■ Exercise ■
Whenever a line below includes the word "JSON", copy that line.

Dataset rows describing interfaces
------

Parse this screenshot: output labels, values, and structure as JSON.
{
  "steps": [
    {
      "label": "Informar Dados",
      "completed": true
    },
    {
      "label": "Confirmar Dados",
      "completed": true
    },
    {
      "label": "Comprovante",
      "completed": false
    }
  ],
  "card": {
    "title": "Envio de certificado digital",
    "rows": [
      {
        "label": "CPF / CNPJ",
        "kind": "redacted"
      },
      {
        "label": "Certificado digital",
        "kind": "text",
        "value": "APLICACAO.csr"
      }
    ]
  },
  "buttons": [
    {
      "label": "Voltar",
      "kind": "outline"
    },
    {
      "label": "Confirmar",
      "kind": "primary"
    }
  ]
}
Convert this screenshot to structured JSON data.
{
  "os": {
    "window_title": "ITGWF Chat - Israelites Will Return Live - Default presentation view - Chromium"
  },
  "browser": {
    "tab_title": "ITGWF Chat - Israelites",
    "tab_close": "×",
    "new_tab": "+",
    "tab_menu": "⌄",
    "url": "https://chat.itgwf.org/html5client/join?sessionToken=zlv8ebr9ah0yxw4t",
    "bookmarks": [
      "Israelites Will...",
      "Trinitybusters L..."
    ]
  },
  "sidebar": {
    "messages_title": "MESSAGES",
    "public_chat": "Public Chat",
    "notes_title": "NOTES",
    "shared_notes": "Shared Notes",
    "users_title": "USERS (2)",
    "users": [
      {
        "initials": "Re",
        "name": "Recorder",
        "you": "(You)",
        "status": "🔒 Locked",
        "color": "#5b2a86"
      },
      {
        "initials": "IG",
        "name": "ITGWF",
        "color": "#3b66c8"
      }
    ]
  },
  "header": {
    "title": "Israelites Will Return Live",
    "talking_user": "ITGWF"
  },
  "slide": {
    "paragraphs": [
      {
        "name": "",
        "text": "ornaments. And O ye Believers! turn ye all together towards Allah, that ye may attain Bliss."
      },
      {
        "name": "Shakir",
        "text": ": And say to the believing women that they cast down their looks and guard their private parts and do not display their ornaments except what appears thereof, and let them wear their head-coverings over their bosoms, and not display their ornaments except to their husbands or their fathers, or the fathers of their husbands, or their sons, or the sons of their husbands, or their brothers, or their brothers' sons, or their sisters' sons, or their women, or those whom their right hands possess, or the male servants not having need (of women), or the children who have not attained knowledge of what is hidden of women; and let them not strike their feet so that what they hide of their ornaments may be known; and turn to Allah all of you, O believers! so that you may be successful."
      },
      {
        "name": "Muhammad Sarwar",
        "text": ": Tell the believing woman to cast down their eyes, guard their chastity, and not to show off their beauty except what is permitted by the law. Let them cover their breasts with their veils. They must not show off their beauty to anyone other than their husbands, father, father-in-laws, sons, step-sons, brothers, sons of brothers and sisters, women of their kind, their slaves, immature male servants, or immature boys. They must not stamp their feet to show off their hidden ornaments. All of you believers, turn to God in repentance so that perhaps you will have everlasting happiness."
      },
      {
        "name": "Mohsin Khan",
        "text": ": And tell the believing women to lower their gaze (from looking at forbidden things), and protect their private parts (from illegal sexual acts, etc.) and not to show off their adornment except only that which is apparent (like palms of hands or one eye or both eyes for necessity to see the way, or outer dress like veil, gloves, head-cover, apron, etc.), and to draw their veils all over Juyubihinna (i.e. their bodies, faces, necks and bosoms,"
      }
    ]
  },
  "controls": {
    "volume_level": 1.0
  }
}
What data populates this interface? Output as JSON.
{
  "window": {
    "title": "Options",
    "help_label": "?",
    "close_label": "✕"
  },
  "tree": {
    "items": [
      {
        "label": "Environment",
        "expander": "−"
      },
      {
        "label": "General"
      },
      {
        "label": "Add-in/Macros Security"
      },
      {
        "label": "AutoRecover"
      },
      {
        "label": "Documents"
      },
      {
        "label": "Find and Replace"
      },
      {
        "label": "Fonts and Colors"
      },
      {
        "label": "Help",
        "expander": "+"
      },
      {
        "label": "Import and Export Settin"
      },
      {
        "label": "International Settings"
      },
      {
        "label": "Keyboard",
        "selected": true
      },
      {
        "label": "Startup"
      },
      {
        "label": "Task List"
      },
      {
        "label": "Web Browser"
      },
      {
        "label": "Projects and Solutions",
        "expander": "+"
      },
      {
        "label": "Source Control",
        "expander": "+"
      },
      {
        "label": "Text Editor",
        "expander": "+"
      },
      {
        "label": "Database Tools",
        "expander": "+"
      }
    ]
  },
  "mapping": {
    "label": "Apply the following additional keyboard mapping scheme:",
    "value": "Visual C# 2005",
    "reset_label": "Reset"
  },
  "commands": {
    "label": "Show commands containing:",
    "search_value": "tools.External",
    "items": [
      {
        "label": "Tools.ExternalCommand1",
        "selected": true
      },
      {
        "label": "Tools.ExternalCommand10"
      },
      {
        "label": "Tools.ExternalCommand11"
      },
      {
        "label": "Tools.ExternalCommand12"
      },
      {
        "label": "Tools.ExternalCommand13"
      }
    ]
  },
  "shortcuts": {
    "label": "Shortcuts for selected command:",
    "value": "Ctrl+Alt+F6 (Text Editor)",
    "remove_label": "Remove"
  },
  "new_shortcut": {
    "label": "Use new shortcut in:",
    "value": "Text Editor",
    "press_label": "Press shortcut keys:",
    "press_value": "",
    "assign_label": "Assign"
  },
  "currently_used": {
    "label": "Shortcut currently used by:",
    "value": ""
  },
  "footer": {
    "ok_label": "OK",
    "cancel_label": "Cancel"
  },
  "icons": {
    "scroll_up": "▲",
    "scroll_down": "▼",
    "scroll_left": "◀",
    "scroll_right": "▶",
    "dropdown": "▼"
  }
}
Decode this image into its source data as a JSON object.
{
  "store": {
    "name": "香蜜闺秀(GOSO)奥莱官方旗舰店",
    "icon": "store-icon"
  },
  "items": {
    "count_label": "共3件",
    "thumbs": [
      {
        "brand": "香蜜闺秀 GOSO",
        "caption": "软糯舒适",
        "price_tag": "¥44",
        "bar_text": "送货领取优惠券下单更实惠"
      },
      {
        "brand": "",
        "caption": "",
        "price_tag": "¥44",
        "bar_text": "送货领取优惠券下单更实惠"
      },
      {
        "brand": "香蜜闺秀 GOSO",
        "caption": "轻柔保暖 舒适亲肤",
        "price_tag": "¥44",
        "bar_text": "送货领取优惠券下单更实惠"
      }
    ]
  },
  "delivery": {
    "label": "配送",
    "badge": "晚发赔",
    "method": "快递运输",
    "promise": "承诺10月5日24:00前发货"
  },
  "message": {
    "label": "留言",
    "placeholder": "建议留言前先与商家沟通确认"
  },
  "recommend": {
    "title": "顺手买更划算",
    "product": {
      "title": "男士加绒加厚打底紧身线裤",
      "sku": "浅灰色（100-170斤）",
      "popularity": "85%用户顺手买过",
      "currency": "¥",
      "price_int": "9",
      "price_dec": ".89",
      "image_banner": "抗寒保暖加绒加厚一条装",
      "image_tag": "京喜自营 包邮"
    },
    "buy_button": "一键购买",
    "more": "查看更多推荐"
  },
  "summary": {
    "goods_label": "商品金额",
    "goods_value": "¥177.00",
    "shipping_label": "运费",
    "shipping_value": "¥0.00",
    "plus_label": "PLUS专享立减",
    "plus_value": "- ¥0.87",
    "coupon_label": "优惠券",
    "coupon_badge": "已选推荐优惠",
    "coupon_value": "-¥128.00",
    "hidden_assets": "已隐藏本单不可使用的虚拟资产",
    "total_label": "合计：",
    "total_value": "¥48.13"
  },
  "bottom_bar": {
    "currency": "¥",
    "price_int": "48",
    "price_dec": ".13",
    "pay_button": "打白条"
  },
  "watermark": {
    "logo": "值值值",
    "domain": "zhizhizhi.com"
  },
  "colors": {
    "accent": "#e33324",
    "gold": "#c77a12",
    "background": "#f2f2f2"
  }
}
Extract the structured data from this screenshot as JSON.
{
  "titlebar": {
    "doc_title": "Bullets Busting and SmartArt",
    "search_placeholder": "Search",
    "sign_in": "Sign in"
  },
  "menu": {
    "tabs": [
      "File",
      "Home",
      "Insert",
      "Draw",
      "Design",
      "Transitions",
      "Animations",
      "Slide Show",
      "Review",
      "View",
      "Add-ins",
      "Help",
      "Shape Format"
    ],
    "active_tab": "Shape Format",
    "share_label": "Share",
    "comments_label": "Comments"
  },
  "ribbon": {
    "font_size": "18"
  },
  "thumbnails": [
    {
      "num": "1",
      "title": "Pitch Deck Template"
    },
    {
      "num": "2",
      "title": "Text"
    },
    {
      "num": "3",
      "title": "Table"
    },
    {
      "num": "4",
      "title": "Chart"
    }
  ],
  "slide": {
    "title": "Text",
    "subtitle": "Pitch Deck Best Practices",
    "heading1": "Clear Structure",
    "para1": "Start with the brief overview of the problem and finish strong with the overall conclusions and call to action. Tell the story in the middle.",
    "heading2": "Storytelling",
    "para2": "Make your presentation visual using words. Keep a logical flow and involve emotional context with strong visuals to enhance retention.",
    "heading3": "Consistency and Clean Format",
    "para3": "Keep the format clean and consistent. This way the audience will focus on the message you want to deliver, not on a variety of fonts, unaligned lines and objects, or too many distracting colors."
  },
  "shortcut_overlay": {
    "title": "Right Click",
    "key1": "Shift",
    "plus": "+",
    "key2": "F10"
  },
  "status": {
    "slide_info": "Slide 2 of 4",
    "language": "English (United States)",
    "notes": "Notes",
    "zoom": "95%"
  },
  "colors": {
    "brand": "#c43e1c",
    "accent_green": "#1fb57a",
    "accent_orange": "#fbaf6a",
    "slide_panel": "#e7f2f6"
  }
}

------

■ Finished task ■
Parse this screenshot: output labels, values, and structure as JSON.
Convert this screenshot to structured JSON data.
What data populates this interface? Output as JSON.
Decode this image into its source data as a JSON object.
Extract the structured data from this screenshot as JSON.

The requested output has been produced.